After being blown away by the second issue of Wolverine: Weapon X, I probably had unreasonably high expectations going into this third outing. Despite not reaching those lofty expectations, the fact that this issue still managed to impress me speaks volumes for just how good this opening arc is shaping up.
Last issue was all about Wolverine finding and confronting Strikeforce X only to find out they were highly trained and could give as well as they could take and were easily on par with, if not better than, Wolverine in a straight up fight. Logan ended that issue by exercising the better part of valour and fleeing into the jungles of Columbia with the hopes of picking off his enemies one by one.
While we did get to see some of this cat and mouse play followed up in this issue, the bulk of it was actually devoted to fleshing out the backstory behind Strikeforce X, why they exist and who's funding them, which was mostly expressed through the investigative journalism of the new female supporting character introduced in this arc, Ms Garner. It all seems to be a corporate powerplay by a contracting firm called Blackguard to create elite mercenary squads and bribe congress to pass a bill to use them and mass produce more of their kind for dropping into war zones and what have you and seems to be a likely parallel for Blackwater and the US military with the comic book twist, of course.
This was all juxtaposed with Strikeforce X tracking Wolverine. The catch was where I expected Wolverine to systematically take down the entire platoon, Aaron opted to ignore the cliches and have the Strikeforce team be somewhat competent compared to most groups that just get taken apart one by one. While, yes, Logan does manage to capture one and critically injure another, the team actually holds up quite well and even outwits him at the very end when their captive escapes and even removes his own eye, which had a tracking chip Wolverine had planted in it. I was honestly shocked at how well they made this Strikeforce X, which could easily be a joke of a group in any other writer's hands, into a legitimate threat to Wolverine and I'm looking forward to seeing what happens when they clash again next time.
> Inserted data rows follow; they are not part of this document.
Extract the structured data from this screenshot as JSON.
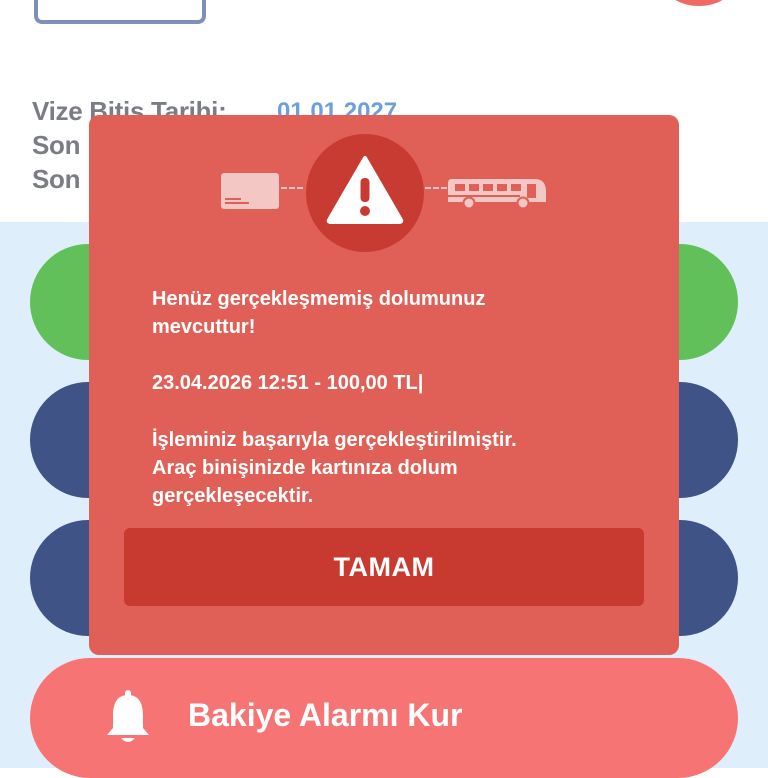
{
  "header": {
    "visa_label": "Vize Bitiş Tarihi:",
    "visa_value": "01.01.2027",
    "row2_label": "Son",
    "row3_label": "Son"
  },
  "alarm_button": {
    "label": "Bakiye Alarmı Kur",
    "icon": "bell-icon"
  },
  "dialog": {
    "icons": [
      "card-icon",
      "warning-icon",
      "bus-icon"
    ],
    "message_line1": "Henüz gerçekleşmemiş dolumunuz",
    "message_line2": "mevcuttur!",
    "transaction": "23.04.2026 12:51 - 100,00 TL|",
    "info_line1": "İşleminiz başarıyla gerçekleştirilmiştir.",
    "info_line2": "Araç binişinizde kartınıza dolum",
    "info_line3": "gerçekleşecektir.",
    "ok_label": "TAMAM"
  },
  "colors": {
    "dialog_bg": "#e06057",
    "dialog_button": "#c8392f",
    "green_pill": "#62c05a",
    "navy_pill": "#3f5387",
    "alarm_pill": "#f77474",
    "blue_bg": "#dfeefb",
    "link_blue": "#6d9fdc"
  }
}
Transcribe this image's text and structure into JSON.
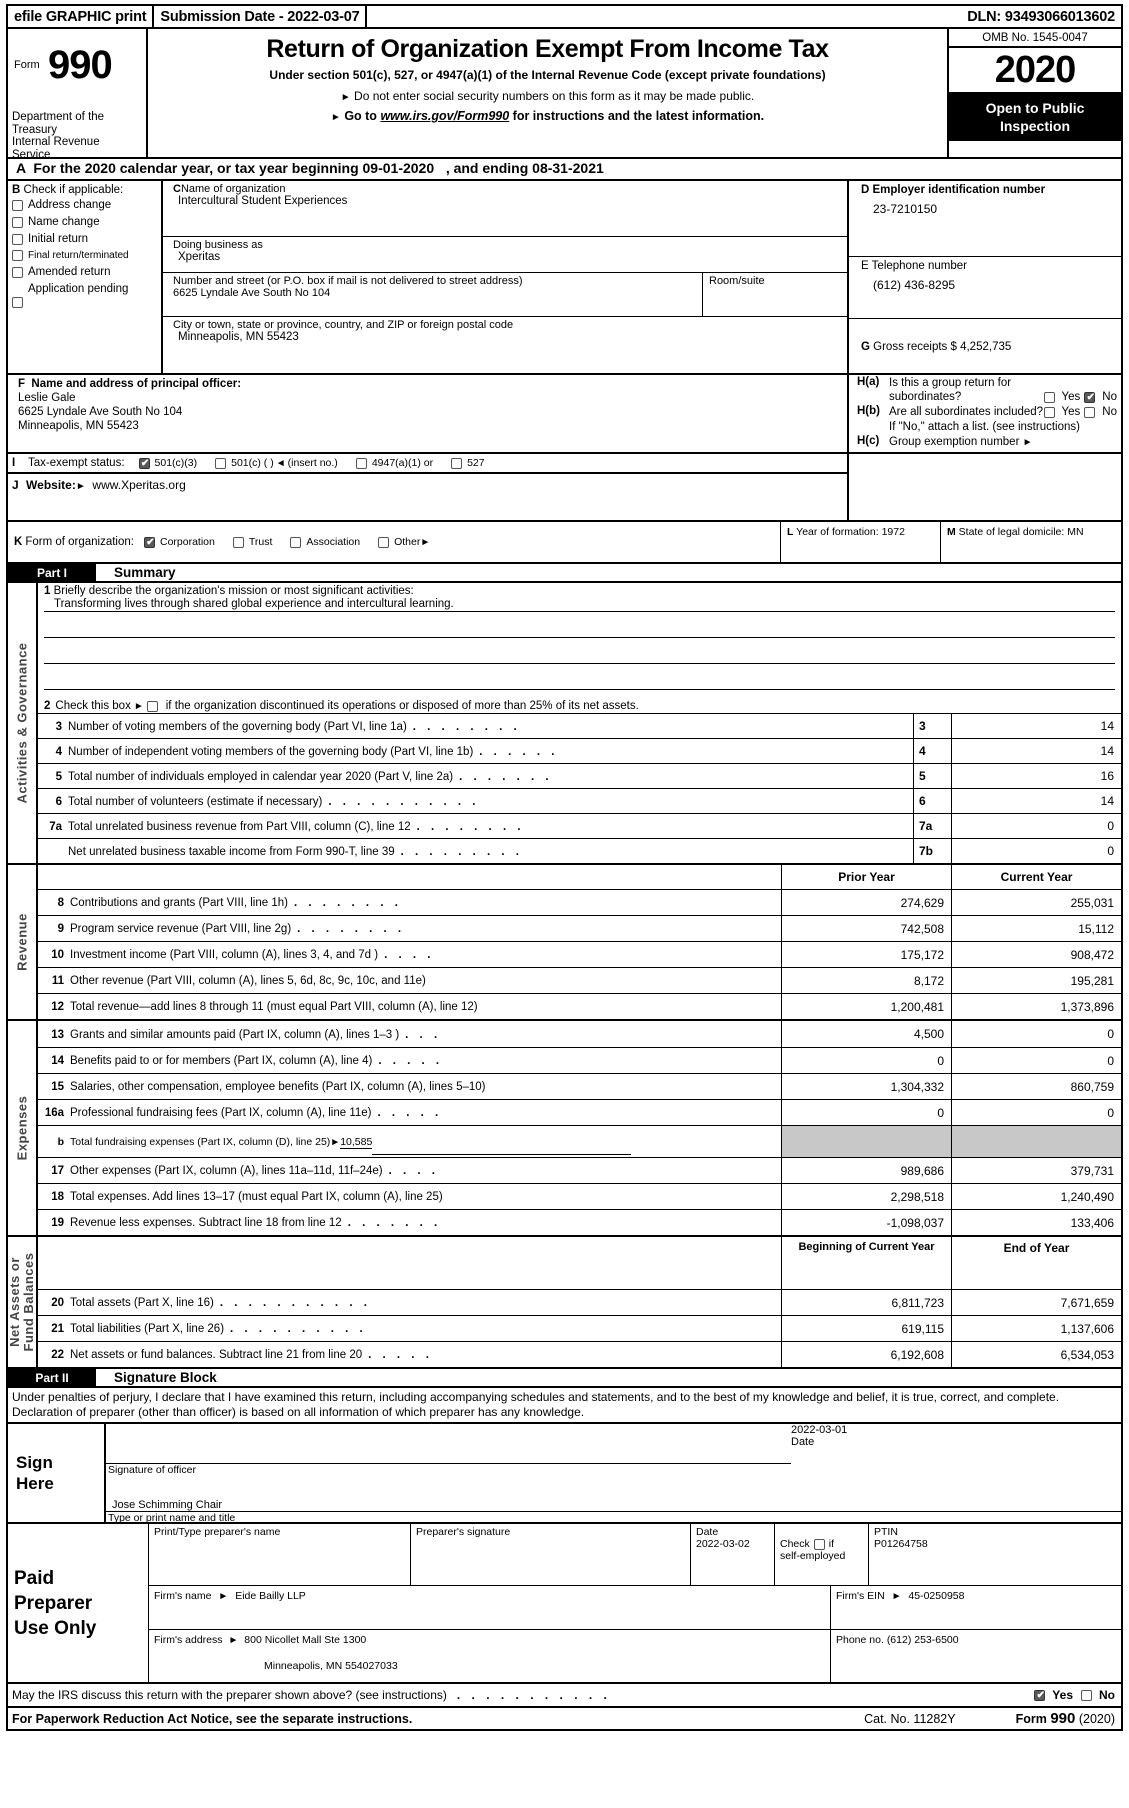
{
  "efile": {
    "graphic_print": "efile GRAPHIC print",
    "submission": "Submission Date - 2022-03-07",
    "dln": "DLN: 93493066013602"
  },
  "header": {
    "form_label": "Form",
    "form_number": "990",
    "title": "Return of Organization Exempt From Income Tax",
    "subtitle1": "Under section 501(c), 527, or 4947(a)(1) of the Internal Revenue Code (except private foundations)",
    "subtitle2": "Do not enter social security numbers on this form as it may be made public.",
    "subtitle3_pre": "Go to",
    "subtitle3_link": "www.irs.gov/Form990",
    "subtitle3_post": "for instructions and the latest information.",
    "department": "Department of the Treasury Internal Revenue Service",
    "omb": "OMB No. 1545-0047",
    "year": "2020",
    "open_to_public": "Open to Public Inspection"
  },
  "lineA": {
    "letter": "A",
    "text_pre": "For the 2020 calendar year, or tax year beginning",
    "begin_date": "09-01-2020",
    "text_mid": ", and ending",
    "end_date": "08-31-2021"
  },
  "sectionB": {
    "letter": "B",
    "heading": "Check if applicable:",
    "items": [
      {
        "label": "Address change",
        "checked": false
      },
      {
        "label": "Name change",
        "checked": false
      },
      {
        "label": "Initial return",
        "checked": false
      },
      {
        "label": "Final return/terminated",
        "checked": false
      },
      {
        "label": "Amended return",
        "checked": false
      },
      {
        "label": "Application pending",
        "checked": false
      }
    ]
  },
  "sectionC": {
    "letter": "C",
    "name_label": "Name of organization",
    "name_value": "Intercultural Student Experiences",
    "dba_label": "Doing business as",
    "dba_value": "Xperitas",
    "street_label": "Number and street (or P.O. box if mail is not delivered to street address)",
    "street_value": "6625 Lyndale Ave South No 104",
    "room_label": "Room/suite",
    "room_value": "",
    "city_label": "City or town, state or province, country, and ZIP or foreign postal code",
    "city_value": "Minneapolis, MN  55423"
  },
  "sectionD": {
    "letter": "D",
    "ein_label": "Employer identification number",
    "ein_value": "23-7210150",
    "phone_letter": "E",
    "phone_label": "Telephone number",
    "phone_value": "(612) 436-8295",
    "gross_letter": "G",
    "gross_label": "Gross receipts $",
    "gross_value": "4,252,735"
  },
  "sectionF": {
    "letter": "F",
    "label": "Name and address of principal officer:",
    "officer_name": "Leslie Gale",
    "officer_street": "6625 Lyndale Ave South No 104",
    "officer_city": "Minneapolis, MN  55423"
  },
  "sectionH": {
    "ha_label": "H(a)",
    "ha_text": "Is this a group return for subordinates?",
    "ha_yes": "Yes",
    "ha_no": "No",
    "ha_answer": "No",
    "hb_label": "H(b)",
    "hb_text": "Are all subordinates included?",
    "hb_yes": "Yes",
    "hb_no": "No",
    "hb_answer": "",
    "hb_note": "If \"No,\" attach a list. (see instructions)",
    "hc_label": "H(c)",
    "hc_text": "Group exemption number",
    "hc_value": ""
  },
  "sectionI": {
    "letter": "I",
    "label": "Tax-exempt status:",
    "options": [
      {
        "label": "501(c)(3)",
        "checked": true
      },
      {
        "label": "501(c) (  )",
        "checked": false,
        "suffix": "(insert no.)"
      },
      {
        "label": "4947(a)(1) or",
        "checked": false
      },
      {
        "label": "527",
        "checked": false
      }
    ]
  },
  "sectionJ": {
    "letter": "J",
    "label": "Website:",
    "value": "www.Xperitas.org"
  },
  "sectionK": {
    "letter": "K",
    "label": "Form of organization:",
    "options": [
      {
        "label": "Corporation",
        "checked": true
      },
      {
        "label": "Trust",
        "checked": false
      },
      {
        "label": "Association",
        "checked": false
      },
      {
        "label": "Other",
        "checked": false
      }
    ]
  },
  "sectionL": {
    "letter": "L",
    "label": "Year of formation:",
    "value": "1972"
  },
  "sectionM": {
    "letter": "M",
    "label": "State of legal domicile:",
    "value": "MN"
  },
  "partI": {
    "bar_num": "Part I",
    "bar_title": "Summary",
    "sidebands": {
      "activities": "Activities & Governance",
      "revenue": "Revenue",
      "expenses": "Expenses",
      "netassets": "Net Assets or Fund Balances"
    },
    "line1_label": "Briefly describe the organization's mission or most significant activities:",
    "line1_num": "1",
    "mission": "Transforming lives through shared global experience and intercultural learning.",
    "line2_num": "2",
    "line2_pre": "Check this box",
    "line2_post": "if the organization discontinued its operations or disposed of more than 25% of its net assets.",
    "gov_rows": [
      {
        "num": "3",
        "text": "Number of voting members of the governing body (Part VI, line 1a)",
        "code": "3",
        "value": "14"
      },
      {
        "num": "4",
        "text": "Number of independent voting members of the governing body (Part VI, line 1b)",
        "code": "4",
        "value": "14"
      },
      {
        "num": "5",
        "text": "Total number of individuals employed in calendar year 2020 (Part V, line 2a)",
        "code": "5",
        "value": "16"
      },
      {
        "num": "6",
        "text": "Total number of volunteers (estimate if necessary)",
        "code": "6",
        "value": "14"
      },
      {
        "num": "7a",
        "text": "Total unrelated business revenue from Part VIII, column (C), line 12",
        "code": "7a",
        "value": "0"
      },
      {
        "num": "",
        "text": "Net unrelated business taxable income from Form 990-T, line 39",
        "code": "7b",
        "value": "0"
      }
    ],
    "col_prior": "Prior Year",
    "col_current": "Current Year",
    "revenue_rows": [
      {
        "num": "8",
        "text": "Contributions and grants (Part VIII, line 1h)",
        "prior": "274,629",
        "current": "255,031"
      },
      {
        "num": "9",
        "text": "Program service revenue (Part VIII, line 2g)",
        "prior": "742,508",
        "current": "15,112"
      },
      {
        "num": "10",
        "text": "Investment income (Part VIII, column (A), lines 3, 4, and 7d )",
        "prior": "175,172",
        "current": "908,472"
      },
      {
        "num": "11",
        "text": "Other revenue (Part VIII, column (A), lines 5, 6d, 8c, 9c, 10c, and 11e)",
        "prior": "8,172",
        "current": "195,281",
        "nodots": true
      },
      {
        "num": "12",
        "text": "Total revenue—add lines 8 through 11 (must equal Part VIII, column (A), line 12)",
        "prior": "1,200,481",
        "current": "1,373,896",
        "nodots": true
      }
    ],
    "expense_rows": [
      {
        "num": "13",
        "text": "Grants and similar amounts paid (Part IX, column (A), lines 1–3 )",
        "prior": "4,500",
        "current": "0"
      },
      {
        "num": "14",
        "text": "Benefits paid to or for members (Part IX, column (A), line 4)",
        "prior": "0",
        "current": "0"
      },
      {
        "num": "15",
        "text": "Salaries, other compensation, employee benefits (Part IX, column (A), lines 5–10)",
        "prior": "1,304,332",
        "current": "860,759",
        "nodots": true
      },
      {
        "num": "16a",
        "text": "Professional fundraising fees (Part IX, column (A), line 11e)",
        "prior": "0",
        "current": "0"
      }
    ],
    "fundraising_sub": {
      "num": "b",
      "text": "Total fundraising expenses (Part IX, column (D), line 25)",
      "value": "10,585"
    },
    "expense_rows2": [
      {
        "num": "17",
        "text": "Other expenses (Part IX, column (A), lines 11a–11d, 11f–24e)",
        "prior": "989,686",
        "current": "379,731"
      },
      {
        "num": "18",
        "text": "Total expenses. Add lines 13–17 (must equal Part IX, column (A), line 25)",
        "prior": "2,298,518",
        "current": "1,240,490",
        "nodots": true
      },
      {
        "num": "19",
        "text": "Revenue less expenses. Subtract line 18 from line 12",
        "prior": "-1,098,037",
        "current": "133,406"
      }
    ],
    "col_begin": "Beginning of Current Year",
    "col_end": "End of Year",
    "net_rows": [
      {
        "num": "20",
        "text": "Total assets (Part X, line 16)",
        "prior": "6,811,723",
        "current": "7,671,659"
      },
      {
        "num": "21",
        "text": "Total liabilities (Part X, line 26)",
        "prior": "619,115",
        "current": "1,137,606"
      },
      {
        "num": "22",
        "text": "Net assets or fund balances. Subtract line 21 from line 20",
        "prior": "6,192,608",
        "current": "6,534,053"
      }
    ]
  },
  "partII": {
    "bar_num": "Part II",
    "bar_title": "Signature Block",
    "perjury": "Under penalties of perjury, I declare that I have examined this return, including accompanying schedules and statements, and to the best of my knowledge and belief, it is true, correct, and complete. Declaration of preparer (other than officer) is based on all information of which preparer has any knowledge.",
    "sign_here": "Sign Here",
    "sig_officer_label": "Signature of officer",
    "sig_officer_value": "",
    "date_label": "Date",
    "date_value": "2022-03-01",
    "name_title_label": "Type or print name and title",
    "name_title_value": "Jose Schimming  Chair"
  },
  "preparer": {
    "block_label": "Paid Preparer Use Only",
    "print_name_label": "Print/Type preparer's name",
    "print_name_value": "",
    "signature_label": "Preparer's signature",
    "signature_value": "",
    "date_label": "Date",
    "date_value": "2022-03-02",
    "check_label": "Check",
    "check_if": "if",
    "self_employed": "self-employed",
    "self_employed_checked": false,
    "ptin_label": "PTIN",
    "ptin_value": "P01264758",
    "firm_name_label": "Firm's name",
    "firm_name_value": "Eide Bailly LLP",
    "firm_ein_label": "Firm's EIN",
    "firm_ein_value": "45-0250958",
    "firm_address_label": "Firm's address",
    "firm_address_value": "800 Nicollet Mall Ste 1300",
    "firm_address_city": "Minneapolis, MN  554027033",
    "phone_label": "Phone no.",
    "phone_value": "(612) 253-6500"
  },
  "discuss": {
    "text": "May the IRS discuss this return with the preparer shown above? (see instructions)",
    "yes": "Yes",
    "no": "No",
    "answer": "Yes"
  },
  "footer": {
    "notice": "For Paperwork Reduction Act Notice, see the separate instructions.",
    "cat": "Cat. No. 11282Y",
    "form_pre": "Form",
    "form_num": "990",
    "form_year": "(2020)"
  }
}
Verdict - Must Read. I can't recall the last time a Wolverine comic was this good, but even the most staunch detractors of Wolverine will have to step up and take notice of this book if it continues to put out quality issues like these first three.